WHAT IS EXPECTED. Among these records, which lines include "First"? Copy them out.

Collected data:
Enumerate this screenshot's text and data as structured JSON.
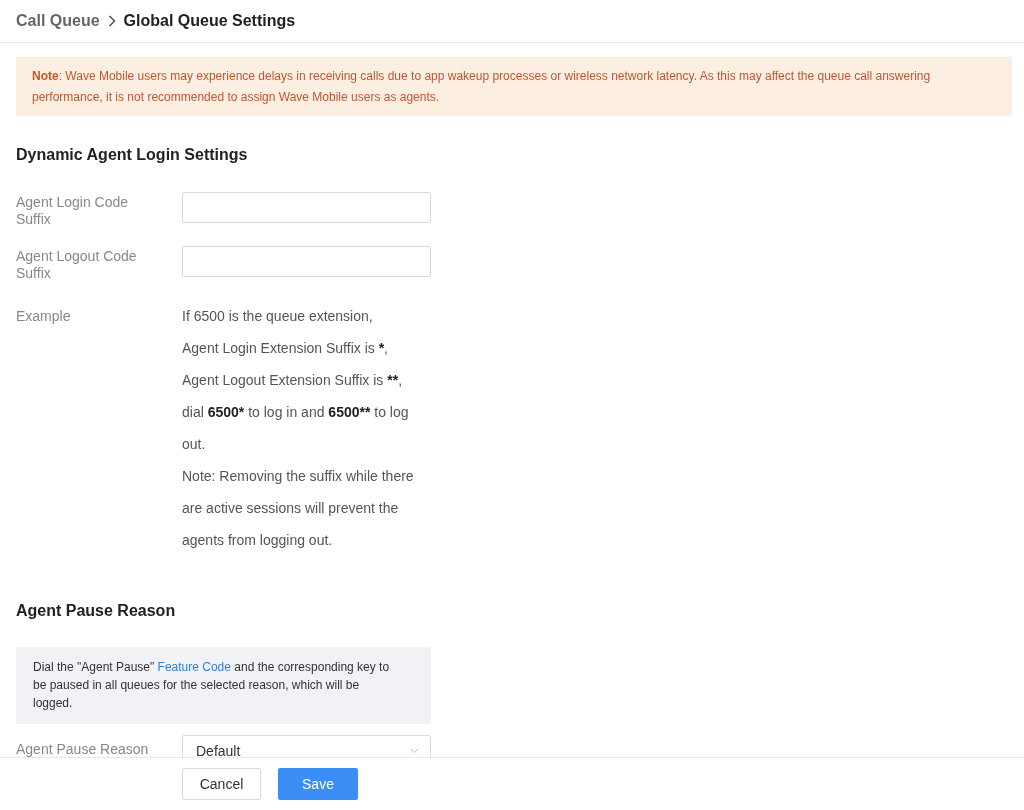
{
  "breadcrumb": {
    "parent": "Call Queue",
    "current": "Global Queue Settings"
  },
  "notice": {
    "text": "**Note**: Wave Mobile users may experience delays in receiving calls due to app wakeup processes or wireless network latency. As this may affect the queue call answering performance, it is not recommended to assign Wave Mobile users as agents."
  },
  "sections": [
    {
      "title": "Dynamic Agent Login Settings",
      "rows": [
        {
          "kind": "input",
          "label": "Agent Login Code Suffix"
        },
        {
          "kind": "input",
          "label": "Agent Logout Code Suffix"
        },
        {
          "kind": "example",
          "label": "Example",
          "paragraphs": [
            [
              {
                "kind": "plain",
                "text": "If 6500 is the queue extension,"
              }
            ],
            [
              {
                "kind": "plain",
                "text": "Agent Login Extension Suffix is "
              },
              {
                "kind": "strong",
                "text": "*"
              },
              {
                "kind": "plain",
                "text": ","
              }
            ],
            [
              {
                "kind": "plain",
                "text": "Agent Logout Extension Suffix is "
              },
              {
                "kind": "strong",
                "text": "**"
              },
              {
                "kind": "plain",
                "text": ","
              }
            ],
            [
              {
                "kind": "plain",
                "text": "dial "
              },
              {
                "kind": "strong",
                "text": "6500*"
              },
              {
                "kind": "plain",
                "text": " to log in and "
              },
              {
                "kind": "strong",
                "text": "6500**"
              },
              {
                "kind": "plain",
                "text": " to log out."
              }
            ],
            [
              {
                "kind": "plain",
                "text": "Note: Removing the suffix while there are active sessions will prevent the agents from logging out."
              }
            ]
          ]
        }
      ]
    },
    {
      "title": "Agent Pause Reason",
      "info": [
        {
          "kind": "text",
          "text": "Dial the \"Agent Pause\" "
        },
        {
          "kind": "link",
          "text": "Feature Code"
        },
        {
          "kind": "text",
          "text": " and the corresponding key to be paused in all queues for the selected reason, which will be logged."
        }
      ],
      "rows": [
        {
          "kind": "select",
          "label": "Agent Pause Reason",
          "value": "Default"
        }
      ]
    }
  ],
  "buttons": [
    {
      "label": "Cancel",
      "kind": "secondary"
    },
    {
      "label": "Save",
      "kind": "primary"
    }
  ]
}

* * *

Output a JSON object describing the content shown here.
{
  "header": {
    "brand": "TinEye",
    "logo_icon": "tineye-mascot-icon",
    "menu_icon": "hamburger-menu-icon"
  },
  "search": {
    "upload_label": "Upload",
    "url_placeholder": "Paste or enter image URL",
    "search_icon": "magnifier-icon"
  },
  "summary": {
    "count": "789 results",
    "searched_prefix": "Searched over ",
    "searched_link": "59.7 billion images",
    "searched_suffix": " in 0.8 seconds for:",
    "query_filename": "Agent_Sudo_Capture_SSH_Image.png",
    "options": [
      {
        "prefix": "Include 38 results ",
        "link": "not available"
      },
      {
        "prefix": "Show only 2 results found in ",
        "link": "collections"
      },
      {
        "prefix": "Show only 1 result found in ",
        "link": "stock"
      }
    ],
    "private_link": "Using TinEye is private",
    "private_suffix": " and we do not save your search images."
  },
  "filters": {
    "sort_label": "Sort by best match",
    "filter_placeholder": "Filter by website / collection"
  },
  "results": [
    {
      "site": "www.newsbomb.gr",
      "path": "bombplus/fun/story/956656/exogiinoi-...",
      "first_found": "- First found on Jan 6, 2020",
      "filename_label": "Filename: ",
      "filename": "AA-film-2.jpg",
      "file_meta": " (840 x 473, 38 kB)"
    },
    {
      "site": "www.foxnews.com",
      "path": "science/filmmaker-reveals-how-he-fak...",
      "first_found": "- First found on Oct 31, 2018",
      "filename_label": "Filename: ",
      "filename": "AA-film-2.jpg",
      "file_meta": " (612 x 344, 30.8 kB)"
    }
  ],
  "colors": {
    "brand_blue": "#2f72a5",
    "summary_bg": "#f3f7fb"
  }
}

TASK OUTPUT.
      "first_found": "- First found on Jan 6, 2020",
      "first_found": "- First found on Oct 31, 2018",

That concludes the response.